Competition for business has fuelled system complexities. We are clearly in the information age. There is more data being sent around the world today than ever, and this is only going to grow exponentially. To have the competitive edge today you have to be able to share clean, accurate data quickly. It’s not enough just to have a good product, your customers have to recognize the right product, color and size from a internet catalogue, the system has to process the correct item on the order and send the information to distribution systems, distribution has to pick and ship the right item. All of this is dependent on each system being able to share and communicate the same product item data. The pace with which companies are forced to operate and to compete globally has taxed existing systems and increased their inefficiencies. Mergers and Acquisitions have introduced new ERP implementations, forced incorporation of legacy systems, merged processes, combined products, and consolidated customers. Technology has moved forward but so has the creativity of the humans forcing the data requirements into fields and applications to meet their business needs to keep existing customers satisfied or to capture new sales. Gartner research firm indicates that the average Fortune 100 organization has more than eight data stores, 15 information platforms, 10 critical systems, and hundreds to thousands of business applications. This is not an unusual problem; almost all large Fortune 500 companies have been putting Band-Aids on their data and systems for years. Unfortunately rubber bands and bailing wire isn’t going to fix their problems now, there is no silver bullet to fixing data. Systems that support human decision-making should be systems which possess clean data. To get valid data, companies must create a common business language- business rules. Once established, now bringing disparate data sources together is easy and sets the foundations for business performance management (BPM). So with all of that said the next round of questions seems simple….How do I know my data is “dirty”? This question is not as simple as it appears, most management think because they are using the data in production systems to run their business then it must be clean….or clean enough…right? Wrong!

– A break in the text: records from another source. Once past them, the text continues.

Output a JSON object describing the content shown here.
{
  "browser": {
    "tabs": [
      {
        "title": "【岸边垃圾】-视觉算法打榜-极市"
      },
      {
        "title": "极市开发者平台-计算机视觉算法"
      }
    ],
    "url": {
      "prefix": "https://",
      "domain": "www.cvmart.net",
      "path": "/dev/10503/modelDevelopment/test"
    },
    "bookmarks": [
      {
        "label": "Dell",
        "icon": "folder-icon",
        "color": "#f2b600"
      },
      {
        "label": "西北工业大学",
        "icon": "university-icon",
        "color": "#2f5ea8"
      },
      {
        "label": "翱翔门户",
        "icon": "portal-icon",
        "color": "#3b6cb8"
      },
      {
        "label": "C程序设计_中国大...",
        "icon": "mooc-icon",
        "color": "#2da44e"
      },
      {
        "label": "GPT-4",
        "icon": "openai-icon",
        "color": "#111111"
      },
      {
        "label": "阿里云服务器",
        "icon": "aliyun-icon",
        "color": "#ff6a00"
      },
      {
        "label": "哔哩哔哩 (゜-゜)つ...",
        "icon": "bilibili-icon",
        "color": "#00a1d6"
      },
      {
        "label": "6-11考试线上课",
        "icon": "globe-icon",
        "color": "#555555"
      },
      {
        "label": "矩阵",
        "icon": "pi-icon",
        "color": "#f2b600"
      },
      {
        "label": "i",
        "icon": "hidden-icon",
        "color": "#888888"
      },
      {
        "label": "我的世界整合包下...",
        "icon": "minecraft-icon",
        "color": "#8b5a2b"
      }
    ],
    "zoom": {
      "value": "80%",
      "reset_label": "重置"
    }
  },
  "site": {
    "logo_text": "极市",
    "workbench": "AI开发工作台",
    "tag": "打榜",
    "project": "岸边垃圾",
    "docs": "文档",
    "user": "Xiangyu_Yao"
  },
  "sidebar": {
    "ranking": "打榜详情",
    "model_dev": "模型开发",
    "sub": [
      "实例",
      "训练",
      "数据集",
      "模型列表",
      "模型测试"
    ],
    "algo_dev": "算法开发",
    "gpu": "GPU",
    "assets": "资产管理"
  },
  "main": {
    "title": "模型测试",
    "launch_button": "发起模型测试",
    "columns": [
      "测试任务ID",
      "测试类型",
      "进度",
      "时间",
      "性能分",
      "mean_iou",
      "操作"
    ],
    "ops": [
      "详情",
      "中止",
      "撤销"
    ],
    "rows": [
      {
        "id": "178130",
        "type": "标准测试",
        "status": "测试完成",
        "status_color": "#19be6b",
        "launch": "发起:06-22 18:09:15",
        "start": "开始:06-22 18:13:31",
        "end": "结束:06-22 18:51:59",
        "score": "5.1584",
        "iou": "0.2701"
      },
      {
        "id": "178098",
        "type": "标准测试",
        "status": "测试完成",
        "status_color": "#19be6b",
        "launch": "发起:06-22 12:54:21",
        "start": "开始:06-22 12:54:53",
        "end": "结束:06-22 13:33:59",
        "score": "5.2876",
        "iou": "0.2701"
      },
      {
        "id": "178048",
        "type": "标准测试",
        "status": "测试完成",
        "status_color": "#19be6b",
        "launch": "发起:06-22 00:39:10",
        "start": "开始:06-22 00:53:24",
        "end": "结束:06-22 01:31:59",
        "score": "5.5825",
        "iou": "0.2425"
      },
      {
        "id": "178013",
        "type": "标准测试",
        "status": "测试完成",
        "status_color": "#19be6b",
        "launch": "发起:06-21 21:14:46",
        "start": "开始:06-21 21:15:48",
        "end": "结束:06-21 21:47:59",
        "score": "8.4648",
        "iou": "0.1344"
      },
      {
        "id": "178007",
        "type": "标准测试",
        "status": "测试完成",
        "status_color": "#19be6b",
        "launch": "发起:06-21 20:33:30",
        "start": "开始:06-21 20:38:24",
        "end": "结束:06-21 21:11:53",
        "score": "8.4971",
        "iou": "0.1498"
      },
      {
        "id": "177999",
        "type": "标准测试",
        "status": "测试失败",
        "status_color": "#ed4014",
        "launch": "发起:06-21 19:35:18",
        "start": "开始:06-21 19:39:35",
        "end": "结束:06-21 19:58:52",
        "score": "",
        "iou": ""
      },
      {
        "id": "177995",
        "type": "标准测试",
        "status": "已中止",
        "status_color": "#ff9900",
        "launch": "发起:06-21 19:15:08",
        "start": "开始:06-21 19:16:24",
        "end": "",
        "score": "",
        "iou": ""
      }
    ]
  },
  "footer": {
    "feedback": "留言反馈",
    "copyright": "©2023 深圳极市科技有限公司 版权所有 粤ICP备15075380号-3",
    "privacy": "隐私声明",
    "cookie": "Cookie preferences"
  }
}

What is dirty data?
Dirty data occurs when reality is different than the data captured and stored, therefore it is dirty. It can also be described as anomalies in the data values that renders a wrong representation. Simply put data impacts: -Ability to process orders
-Ability to share data among internal systems
-Ability to share data electronically with external sources -Reliable reports
-Correct information for good decision making
Dirty data manifests itself in many different anomalies, below are just a few: •Discrepancies in the structure of the data items and specified format •Irregularities
•Integrity constraint violations
•Missing values (part or whole records)
What causes dirty data?
•Duplicate or overlapping data from :
•Business Mergers and Acquisitions
•Inherited Legacy Systems
•Poor or undisciplined data capture
•Internal static data repositories
•Automating, merging or implementing new ERP and CRM solutions •External file feeds...